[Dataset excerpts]
__________________________________________________
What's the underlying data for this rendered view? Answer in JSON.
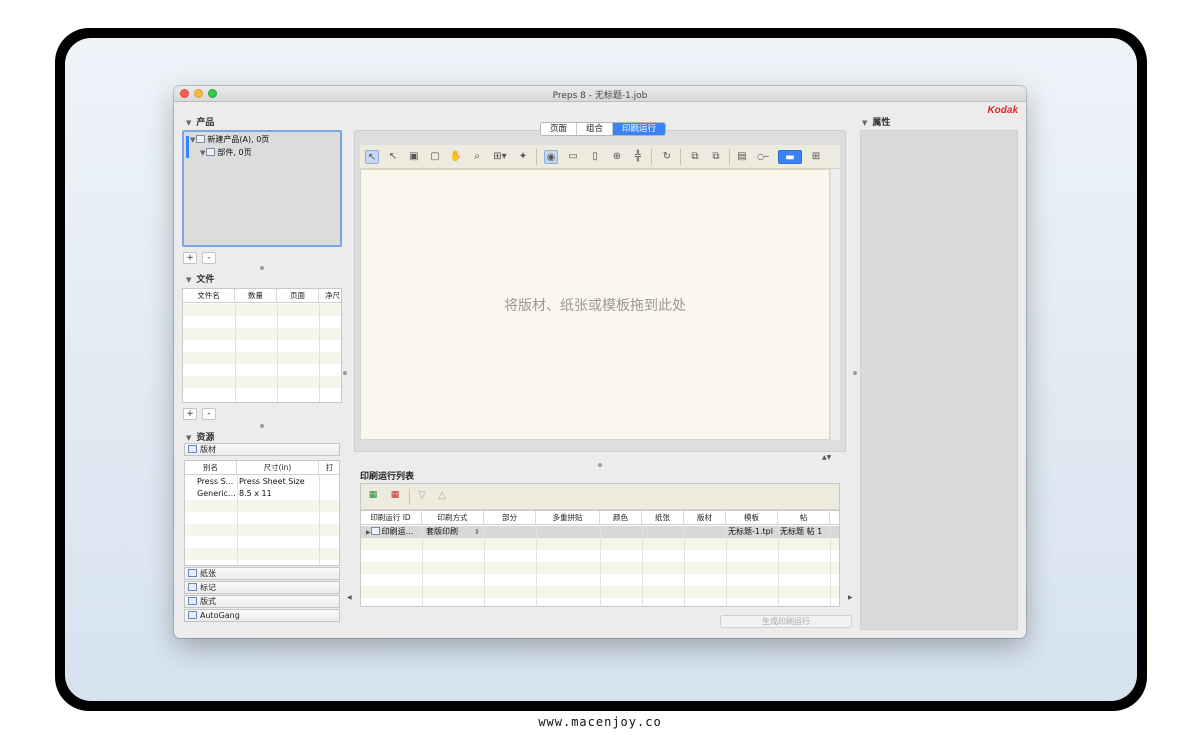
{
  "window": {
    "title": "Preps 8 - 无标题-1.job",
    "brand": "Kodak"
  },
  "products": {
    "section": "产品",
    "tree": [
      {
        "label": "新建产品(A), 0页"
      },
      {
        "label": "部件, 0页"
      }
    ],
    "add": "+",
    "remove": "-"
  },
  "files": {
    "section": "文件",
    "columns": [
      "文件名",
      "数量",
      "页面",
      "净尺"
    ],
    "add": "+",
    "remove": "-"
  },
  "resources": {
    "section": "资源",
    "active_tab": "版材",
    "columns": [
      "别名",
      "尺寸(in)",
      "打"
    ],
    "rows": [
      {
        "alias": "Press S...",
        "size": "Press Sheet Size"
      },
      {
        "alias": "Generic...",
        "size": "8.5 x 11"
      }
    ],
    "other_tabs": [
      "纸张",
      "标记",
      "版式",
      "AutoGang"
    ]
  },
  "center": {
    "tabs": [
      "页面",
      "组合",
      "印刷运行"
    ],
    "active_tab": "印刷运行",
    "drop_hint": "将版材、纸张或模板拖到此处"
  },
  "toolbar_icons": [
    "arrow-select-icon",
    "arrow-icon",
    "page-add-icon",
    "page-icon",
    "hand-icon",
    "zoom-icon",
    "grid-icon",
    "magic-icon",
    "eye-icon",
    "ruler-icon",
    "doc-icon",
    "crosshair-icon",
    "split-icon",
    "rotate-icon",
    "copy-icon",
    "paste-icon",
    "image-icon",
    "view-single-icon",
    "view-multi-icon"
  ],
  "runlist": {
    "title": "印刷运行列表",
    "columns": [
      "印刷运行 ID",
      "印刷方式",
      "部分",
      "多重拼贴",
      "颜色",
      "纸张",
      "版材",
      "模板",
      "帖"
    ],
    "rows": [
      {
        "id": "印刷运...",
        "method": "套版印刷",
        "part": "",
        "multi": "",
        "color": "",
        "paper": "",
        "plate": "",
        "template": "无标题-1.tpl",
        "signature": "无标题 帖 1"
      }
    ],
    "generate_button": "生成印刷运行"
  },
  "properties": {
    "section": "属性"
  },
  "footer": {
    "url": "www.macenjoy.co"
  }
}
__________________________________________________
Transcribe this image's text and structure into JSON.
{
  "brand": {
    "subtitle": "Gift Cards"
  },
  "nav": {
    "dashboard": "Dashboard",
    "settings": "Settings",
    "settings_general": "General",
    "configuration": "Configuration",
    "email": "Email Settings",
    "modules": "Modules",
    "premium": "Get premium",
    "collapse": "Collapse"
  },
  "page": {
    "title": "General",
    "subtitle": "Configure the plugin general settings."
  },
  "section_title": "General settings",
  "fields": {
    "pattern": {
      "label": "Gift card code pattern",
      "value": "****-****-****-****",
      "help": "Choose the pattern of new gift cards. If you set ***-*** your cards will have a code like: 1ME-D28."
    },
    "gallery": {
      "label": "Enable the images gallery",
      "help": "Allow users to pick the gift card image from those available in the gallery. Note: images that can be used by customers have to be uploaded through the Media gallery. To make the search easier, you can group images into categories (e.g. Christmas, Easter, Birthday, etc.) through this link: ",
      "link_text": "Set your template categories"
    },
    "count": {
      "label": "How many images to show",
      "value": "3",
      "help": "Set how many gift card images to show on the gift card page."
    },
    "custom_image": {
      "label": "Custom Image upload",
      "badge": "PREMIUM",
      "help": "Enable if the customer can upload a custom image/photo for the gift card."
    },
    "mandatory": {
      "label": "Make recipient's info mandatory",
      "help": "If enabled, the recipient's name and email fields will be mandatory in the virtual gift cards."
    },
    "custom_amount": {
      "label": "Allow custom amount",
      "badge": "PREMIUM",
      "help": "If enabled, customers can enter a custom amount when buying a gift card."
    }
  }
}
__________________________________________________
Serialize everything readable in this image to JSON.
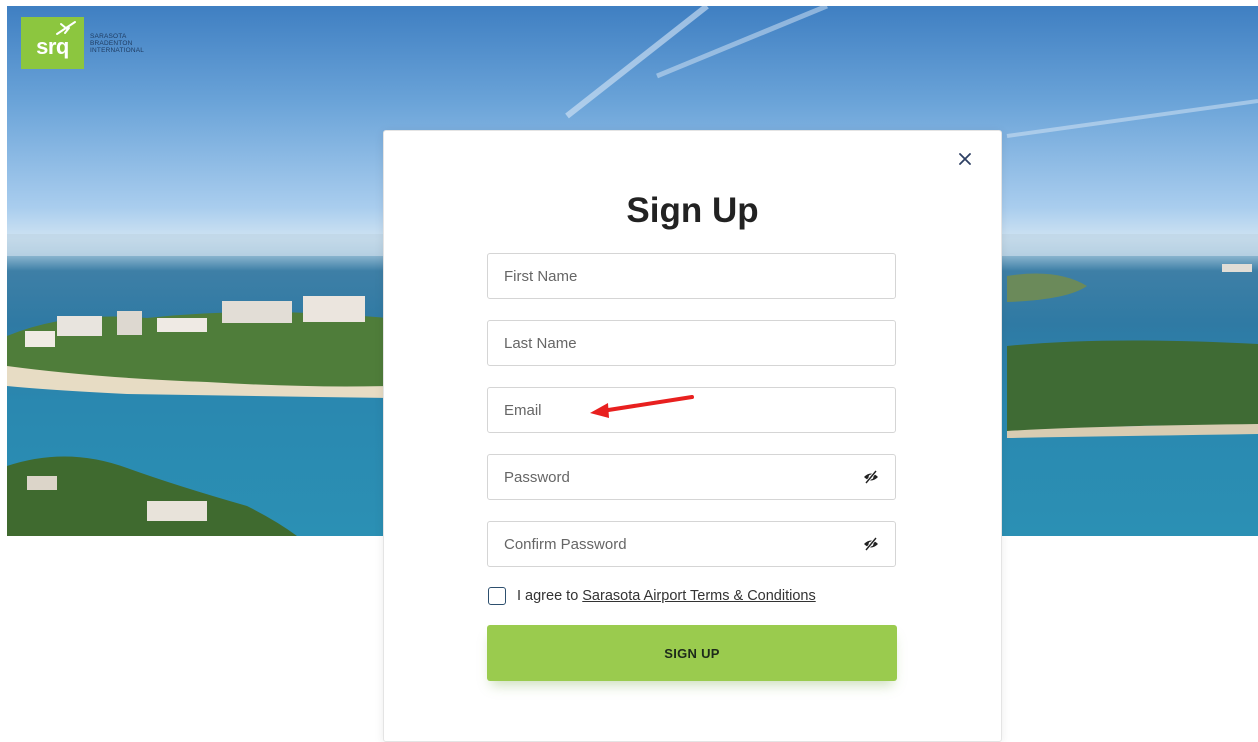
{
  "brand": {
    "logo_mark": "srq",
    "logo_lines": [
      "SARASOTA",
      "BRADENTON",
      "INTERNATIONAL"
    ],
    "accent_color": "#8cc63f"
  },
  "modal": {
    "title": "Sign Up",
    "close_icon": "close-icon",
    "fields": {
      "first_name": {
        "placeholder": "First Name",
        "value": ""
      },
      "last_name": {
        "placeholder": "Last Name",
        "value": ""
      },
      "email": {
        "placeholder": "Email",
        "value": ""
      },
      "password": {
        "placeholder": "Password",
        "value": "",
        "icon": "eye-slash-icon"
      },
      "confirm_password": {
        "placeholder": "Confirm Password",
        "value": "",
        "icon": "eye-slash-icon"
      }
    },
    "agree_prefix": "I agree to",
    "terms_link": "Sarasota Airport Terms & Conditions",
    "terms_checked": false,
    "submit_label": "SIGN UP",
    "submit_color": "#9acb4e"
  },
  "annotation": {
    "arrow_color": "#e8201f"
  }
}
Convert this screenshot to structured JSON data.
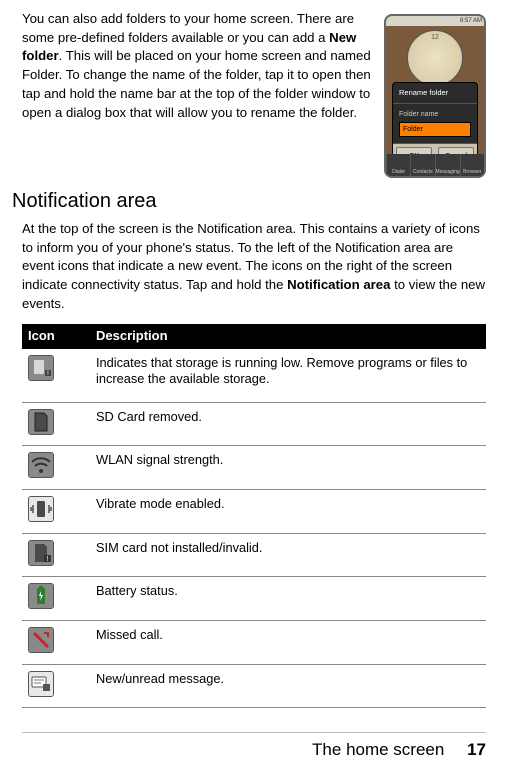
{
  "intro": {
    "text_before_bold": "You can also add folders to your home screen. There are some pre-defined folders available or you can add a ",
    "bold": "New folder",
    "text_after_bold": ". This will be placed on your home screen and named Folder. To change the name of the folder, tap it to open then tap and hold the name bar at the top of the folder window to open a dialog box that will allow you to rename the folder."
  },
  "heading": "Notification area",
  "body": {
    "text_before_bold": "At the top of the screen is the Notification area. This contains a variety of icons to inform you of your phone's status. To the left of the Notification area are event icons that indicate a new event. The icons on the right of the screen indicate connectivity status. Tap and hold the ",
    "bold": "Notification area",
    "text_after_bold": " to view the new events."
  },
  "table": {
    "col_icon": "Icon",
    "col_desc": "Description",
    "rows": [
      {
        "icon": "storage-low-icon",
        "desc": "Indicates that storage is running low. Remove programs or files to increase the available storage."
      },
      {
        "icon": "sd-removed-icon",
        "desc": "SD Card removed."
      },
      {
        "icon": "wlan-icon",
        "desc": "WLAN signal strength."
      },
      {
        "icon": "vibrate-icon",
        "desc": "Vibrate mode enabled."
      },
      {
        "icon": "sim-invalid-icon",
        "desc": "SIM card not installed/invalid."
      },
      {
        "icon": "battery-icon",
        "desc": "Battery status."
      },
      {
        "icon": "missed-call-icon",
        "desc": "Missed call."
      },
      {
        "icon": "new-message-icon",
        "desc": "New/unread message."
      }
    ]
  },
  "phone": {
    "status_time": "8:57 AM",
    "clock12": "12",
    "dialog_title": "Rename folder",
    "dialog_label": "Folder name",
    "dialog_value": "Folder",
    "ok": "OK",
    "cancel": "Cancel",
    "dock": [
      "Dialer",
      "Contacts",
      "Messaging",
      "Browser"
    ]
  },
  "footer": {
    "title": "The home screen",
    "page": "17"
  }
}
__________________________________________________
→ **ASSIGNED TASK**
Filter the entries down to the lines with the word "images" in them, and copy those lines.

→ **ANSWER SPACE**
      "label": "Enable the images gallery",
      "help": "Allow users to pick the gift card image from those available in the gallery. Note: images that can be used by customers have to be uploaded through the Media gallery. To make the search easier, you can group images into categories (e.g. Christmas, Easter, Birthday, etc.) through this link: ",
      "label": "How many images to show",
      "help": "Set how many gift card images to show on the gift card page."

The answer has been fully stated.